Egil’s saga was set in Borg, one of the first points of settlement in Iceland 1100 years ago. Here is the view from Borg in November light these days, looking south towards Borgarnes (Borg’s Cape).
This is 1100 years of history in one glimpse.
Gunnar said there were ships in the sky, meaning clouds, but if you go to Iceland in the winter, you will find whole mountain ranges in the sky, that appear and disappear, created by the mountains out of the wind off the Atlantic.
They’re not exactly shadows and not exactly mirrors. They are amazingly alive. I suspect that the medium (the wind) does that. The image above is near Arnarstapi, on Snæfellsnes. The glacier is just around the corner: one of these clouds that stayed.
West of Grundarfjörður, the white of the world is carried low by the water.
East of town, the mountains don’t give of their world so lightly.
It’s as if the world is turned upside down.

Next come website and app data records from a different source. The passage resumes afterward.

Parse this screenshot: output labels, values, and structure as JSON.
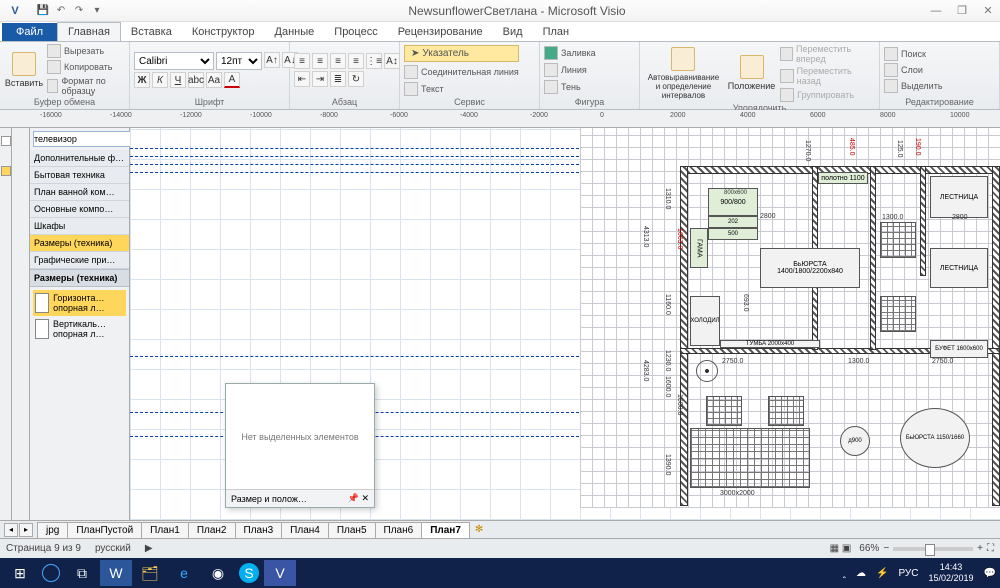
{
  "title": "NewsunflowerСветлана - Microsoft Visio",
  "file_tab": "Файл",
  "ribbon_tabs": [
    "Главная",
    "Вставка",
    "Конструктор",
    "Данные",
    "Процесс",
    "Рецензирование",
    "Вид",
    "План"
  ],
  "groups": {
    "clipboard": {
      "label": "Буфер обмена",
      "paste": "Вставить",
      "cut": "Вырезать",
      "copy": "Копировать",
      "format": "Формат по образцу"
    },
    "font": {
      "label": "Шрифт",
      "name": "Calibri",
      "size": "12пт"
    },
    "para": {
      "label": "Абзац"
    },
    "service": {
      "label": "Сервис",
      "pointer": "Указатель",
      "connector": "Соединительная линия",
      "text": "Текст"
    },
    "figure": {
      "label": "Фигура",
      "fill": "Заливка",
      "line": "Линия",
      "shadow": "Тень"
    },
    "arrange": {
      "label": "Упорядочить",
      "auto": "Автовыравнивание и определение интервалов",
      "pos": "Положение",
      "forward": "Переместить вперед",
      "back": "Переместить назад",
      "group": "Группировать"
    },
    "edit": {
      "label": "Редактирование",
      "find": "Поиск",
      "layers": "Слои",
      "select": "Выделить"
    }
  },
  "search_value": "телевизор",
  "stencil_cats": [
    "Дополнительные фи…",
    "Бытовая техника",
    "План ванной ком…",
    "Основные компо…",
    "Шкафы",
    "Размеры (техника)",
    "Графические при…"
  ],
  "stencil_header": "Размеры (техника)",
  "shapes": [
    {
      "n": "Горизонта… опорная л…"
    },
    {
      "n": "Вертикаль… опорная л…"
    }
  ],
  "float": {
    "msg": "Нет выделенных элементов",
    "title": "Размер и полож…"
  },
  "ruler_marks": [
    "-16000",
    "-14000",
    "-12000",
    "-10000",
    "-8000",
    "-6000",
    "-4000",
    "-2000",
    "0",
    "2000",
    "4000",
    "6000",
    "8000",
    "10000"
  ],
  "page_tabs": [
    "jpg",
    "ПланПустой",
    "План1",
    "План2",
    "План3",
    "План4",
    "План5",
    "План6",
    "План7"
  ],
  "active_page": "План7",
  "status": {
    "page": "Страница 9 из 9",
    "lang": "русский",
    "zoom": "66%"
  },
  "plan": {
    "stairs": "ЛЕСТНИЦА",
    "tumba": "ТУМБА 2000x400",
    "fridge": "ХОЛОДИЛ",
    "byursta": "БьЮРСТА 1400/1800/2200x840",
    "byursta2": "БьЮРСТА 1150/1660",
    "bufet": "БУФЕТ 1600x600",
    "polotno": "полотно 1100",
    "haga": "ГАМА",
    "d": "д900",
    "dims": {
      "w1": "2750.0",
      "w2": "2750.0",
      "w3": "1300.0",
      "w4": "1300.0",
      "w5": "1230.0",
      "h1": "4283.0",
      "h2": "1600.0",
      "h3": "1160.0",
      "h4": "1390.0",
      "h5": "1310.0",
      "h6": "4313.0",
      "r1": "2800",
      "r2": "2800",
      "t1": "1270.0",
      "t2": "125.0",
      "d1": "800x600",
      "d2": "3000x2000",
      "d3": "693.0",
      "d4": "1600.0",
      "g1": "1663.0",
      "g2": "900/800",
      "g3": "202",
      "g4": "500",
      "r3": "190.0",
      "r4": "485.0"
    }
  },
  "taskbar": {
    "time": "14:43",
    "date": "15/02/2019",
    "lang": "РУС"
  }
}
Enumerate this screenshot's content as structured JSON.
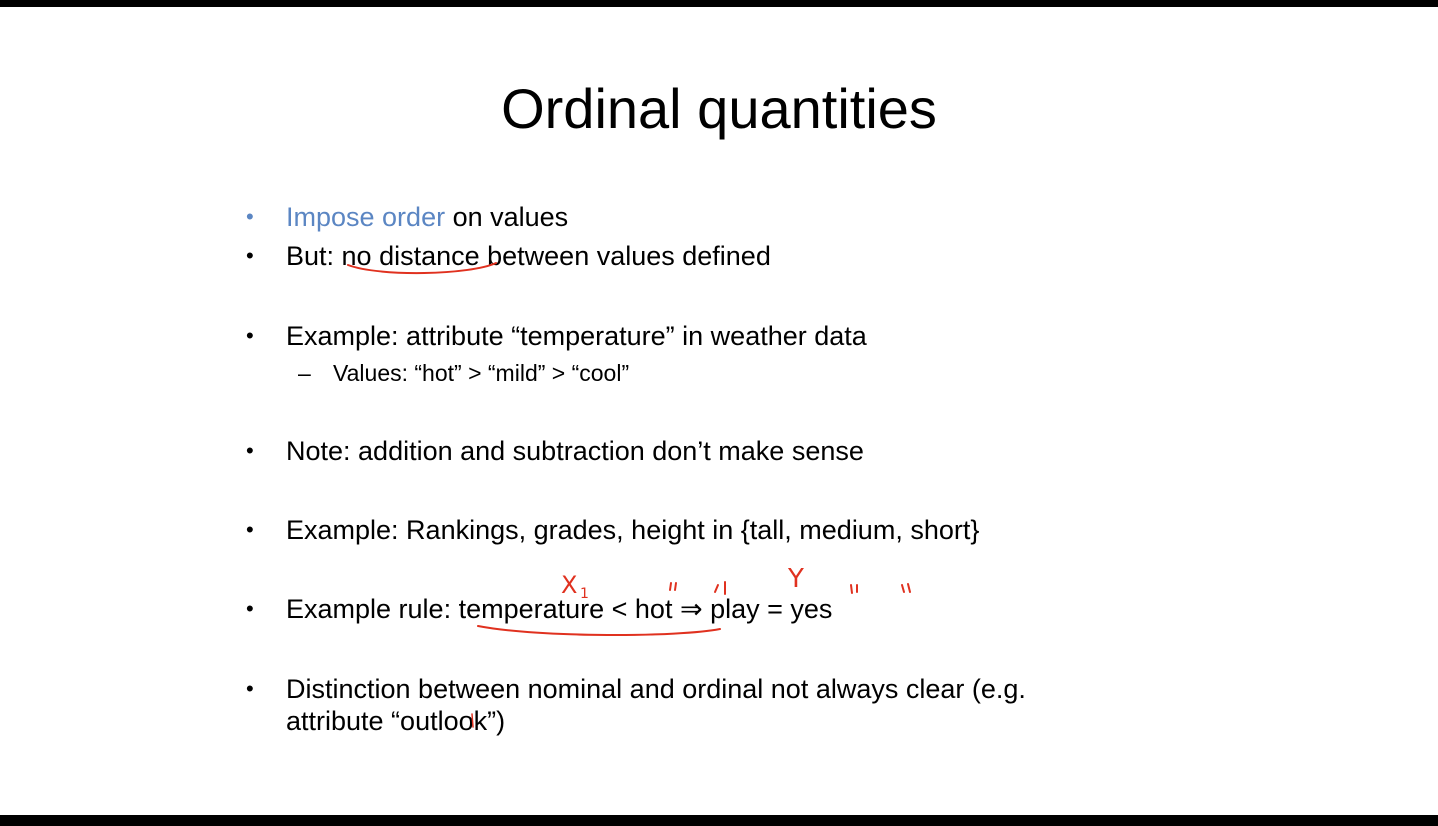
{
  "slide": {
    "title": "Ordinal quantities",
    "bullets": [
      {
        "accent": "Impose order",
        "rest": " on values"
      },
      {
        "text": "But: no distance between values defined"
      },
      {
        "text": "Example: attribute “temperature” in weather data"
      },
      {
        "sub": "Values: “hot” > “mild” > “cool”"
      },
      {
        "text": "Note: addition and subtraction don’t make sense"
      },
      {
        "text": "Example: Rankings, grades, height in {tall, medium, short}"
      },
      {
        "text": "Example rule: temperature < hot ⇒ play = yes"
      },
      {
        "line1": "Distinction between nominal and ordinal not always clear (e.g.",
        "line2": "attribute “outlook”)"
      }
    ],
    "bullet_glyph": "•",
    "dash_glyph": "–"
  },
  "annotations": {
    "ink_color": "#e0311f",
    "x1_label": "X",
    "x1_subscript": "1",
    "y_label": "Y"
  }
}
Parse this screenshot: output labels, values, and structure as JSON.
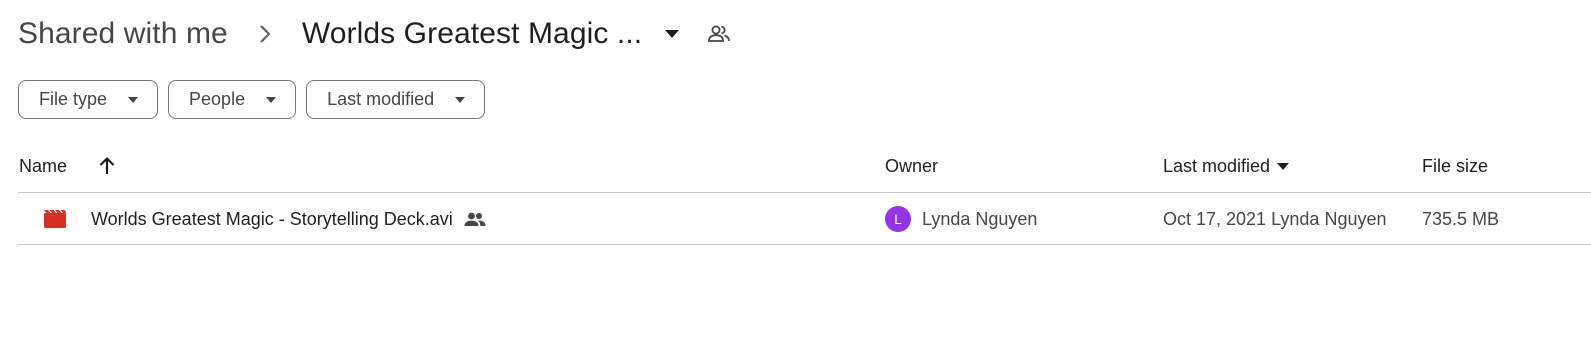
{
  "breadcrumb": {
    "root": "Shared with me",
    "current": "Worlds Greatest Magic ...",
    "icons": [
      "chevron-right-icon",
      "dropdown-arrow-icon",
      "shared-folder-people-icon"
    ]
  },
  "filters": [
    {
      "label": "File type",
      "icon": "caret-down-icon"
    },
    {
      "label": "People",
      "icon": "caret-down-icon"
    },
    {
      "label": "Last modified",
      "icon": "caret-down-icon"
    }
  ],
  "table": {
    "headers": {
      "name": "Name",
      "owner": "Owner",
      "last_modified": "Last modified",
      "file_size": "File size"
    },
    "sort_icon": "arrow-up-icon",
    "rows": [
      {
        "file_icon": "video-file-icon",
        "name": "Worlds Greatest Magic - Storytelling Deck.avi",
        "shared": true,
        "owner_initial": "L",
        "owner": "Lynda Nguyen",
        "last_modified": "Oct 17, 2021 Lynda Nguyen",
        "file_size": "735.5 MB"
      }
    ]
  },
  "colors": {
    "video_icon": "#d93025",
    "avatar": "#9334e6",
    "divider": "#c7c7c7",
    "chip_border": "#747775"
  }
}
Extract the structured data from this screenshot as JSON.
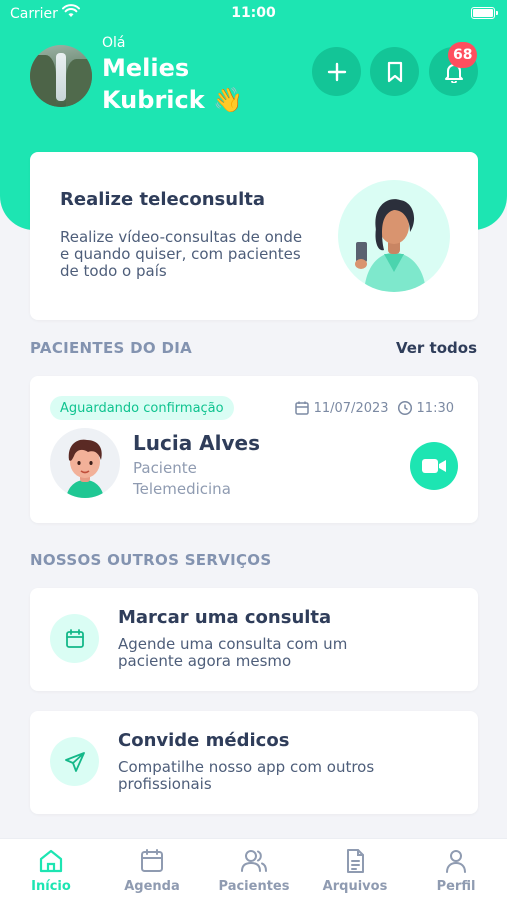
{
  "status_bar": {
    "carrier": "Carrier",
    "time": "11:00"
  },
  "header": {
    "greeting": "Olá",
    "user_name": "Melies Kubrick 👋",
    "notification_count": "68"
  },
  "teleconsulta": {
    "title": "Realize teleconsulta",
    "description": "Realize vídeo-consultas de onde e quando quiser, com pacientes de todo o país"
  },
  "patients_section": {
    "title": "PACIENTES DO DIA",
    "see_all": "Ver todos",
    "appointment": {
      "status": "Aguardando confirmação",
      "date": "11/07/2023",
      "time": "11:30",
      "name": "Lucia Alves",
      "role": "Paciente",
      "type": "Telemedicina"
    }
  },
  "services_section": {
    "title": "NOSSOS OUTROS SERVIÇOS",
    "items": [
      {
        "title": "Marcar uma consulta",
        "description": "Agende uma consulta com um paciente agora mesmo",
        "icon": "calendar-icon"
      },
      {
        "title": "Convide médicos",
        "description": "Compatilhe nosso app com outros profissionais",
        "icon": "send-icon"
      }
    ]
  },
  "tabs": [
    {
      "label": "Início",
      "icon": "home-icon",
      "active": true
    },
    {
      "label": "Agenda",
      "icon": "calendar-icon",
      "active": false
    },
    {
      "label": "Pacientes",
      "icon": "users-icon",
      "active": false
    },
    {
      "label": "Arquivos",
      "icon": "file-icon",
      "active": false
    },
    {
      "label": "Perfil",
      "icon": "user-icon",
      "active": false
    }
  ],
  "colors": {
    "primary": "#1de5b2",
    "primary_dark": "#13c597",
    "badge": "#ff4e5e",
    "text_dark": "#2f3d5a",
    "background": "#f3f4f8"
  }
}
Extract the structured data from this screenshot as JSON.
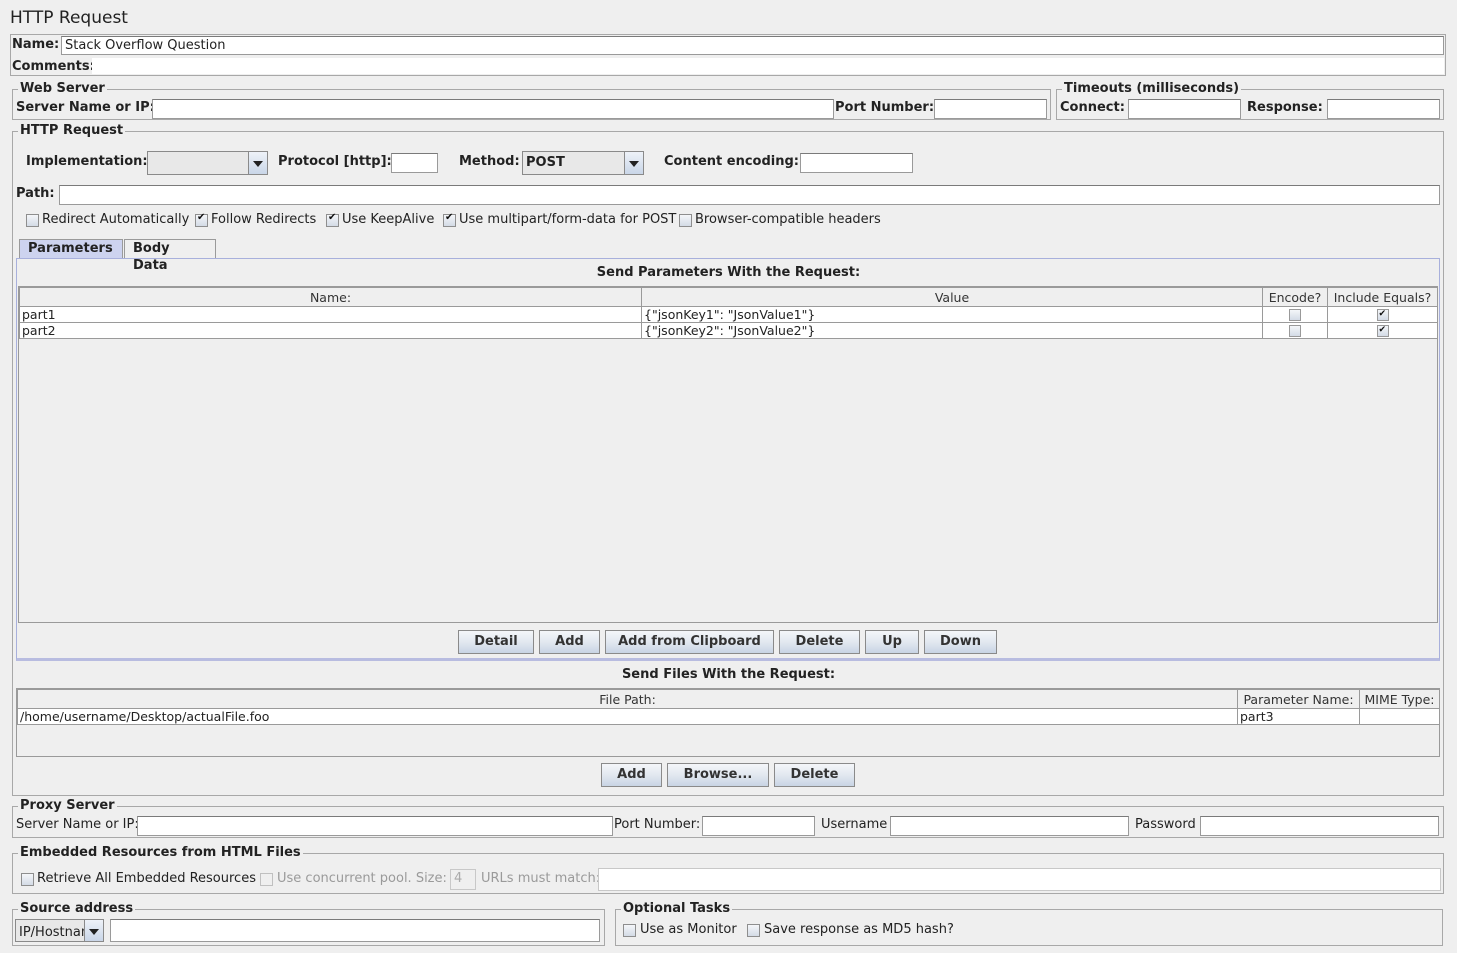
{
  "window": {
    "title": "HTTP Request"
  },
  "name_field": {
    "label": "Name:",
    "value": "Stack Overflow Question"
  },
  "comments_field": {
    "label": "Comments:",
    "value": ""
  },
  "web_server": {
    "legend": "Web Server",
    "server_label": "Server Name or IP:",
    "server_value": "",
    "port_label": "Port Number:",
    "port_value": ""
  },
  "timeouts": {
    "legend": "Timeouts (milliseconds)",
    "connect_label": "Connect:",
    "connect_value": "",
    "response_label": "Response:",
    "response_value": ""
  },
  "http_request": {
    "legend": "HTTP Request",
    "implementation_label": "Implementation:",
    "implementation_value": "",
    "protocol_label": "Protocol [http]:",
    "protocol_value": "",
    "method_label": "Method:",
    "method_value": "POST",
    "encoding_label": "Content encoding:",
    "encoding_value": "",
    "path_label": "Path:",
    "path_value": "",
    "options": [
      {
        "label": "Redirect Automatically",
        "checked": false
      },
      {
        "label": "Follow Redirects",
        "checked": true
      },
      {
        "label": "Use KeepAlive",
        "checked": true
      },
      {
        "label": "Use multipart/form-data for POST",
        "checked": true
      },
      {
        "label": "Browser-compatible headers",
        "checked": false
      }
    ]
  },
  "tabs": [
    {
      "label": "Parameters",
      "active": true
    },
    {
      "label": "Body Data",
      "active": false
    }
  ],
  "parameters": {
    "title": "Send Parameters With the Request:",
    "columns": [
      "Name:",
      "Value",
      "Encode?",
      "Include Equals?"
    ],
    "rows": [
      {
        "name": "part1",
        "value": "{\"jsonKey1\": \"JsonValue1\"}",
        "encode": false,
        "include_equals": true
      },
      {
        "name": "part2",
        "value": "{\"jsonKey2\": \"JsonValue2\"}",
        "encode": false,
        "include_equals": true
      }
    ],
    "buttons": [
      "Detail",
      "Add",
      "Add from Clipboard",
      "Delete",
      "Up",
      "Down"
    ]
  },
  "files": {
    "title": "Send Files With the Request:",
    "columns": [
      "File Path:",
      "Parameter Name:",
      "MIME Type:"
    ],
    "rows": [
      {
        "path": "/home/username/Desktop/actualFile.foo",
        "param": "part3",
        "mime": ""
      }
    ],
    "buttons": [
      "Add",
      "Browse...",
      "Delete"
    ]
  },
  "proxy": {
    "legend": "Proxy Server",
    "server_label": "Server Name or IP:",
    "server_value": "",
    "port_label": "Port Number:",
    "port_value": "",
    "username_label": "Username",
    "username_value": "",
    "password_label": "Password",
    "password_value": ""
  },
  "embedded": {
    "legend": "Embedded Resources from HTML Files",
    "retrieve_label": "Retrieve All Embedded Resources",
    "retrieve_checked": false,
    "concurrent_label": "Use concurrent pool. Size:",
    "concurrent_checked": false,
    "pool_size": "4",
    "urls_label": "URLs must match:",
    "urls_value": ""
  },
  "source_address": {
    "legend": "Source address",
    "type_value": "IP/Hostname",
    "address_value": ""
  },
  "optional_tasks": {
    "legend": "Optional Tasks",
    "monitor_label": "Use as Monitor",
    "monitor_checked": false,
    "md5_label": "Save response as MD5 hash?",
    "md5_checked": false
  }
}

Only the water, I guess is right side up!
A cute lamb on Raudanes above Kollavik in the Þistilfjörður would appear far less cute if not for the warm colours of the July light just after mid-day, looking East.
It is so thick in the air, it’s as if you could scoop it up with your hands, or swim through it!
It’s worth a five hour hike.
It brightens the day.
For elves. Very modern elves.
In Borgarfjörður Eystrim , the puffin nesting grounds are covered with netting, so that the puffins don’t ruin their home by being too, well, puffinish.
At Raudanes, they are free to do as they wish. As you can see below, the result is quite different.
There are fewer puffins, but they are wilder. Ain’t that the thing, eh.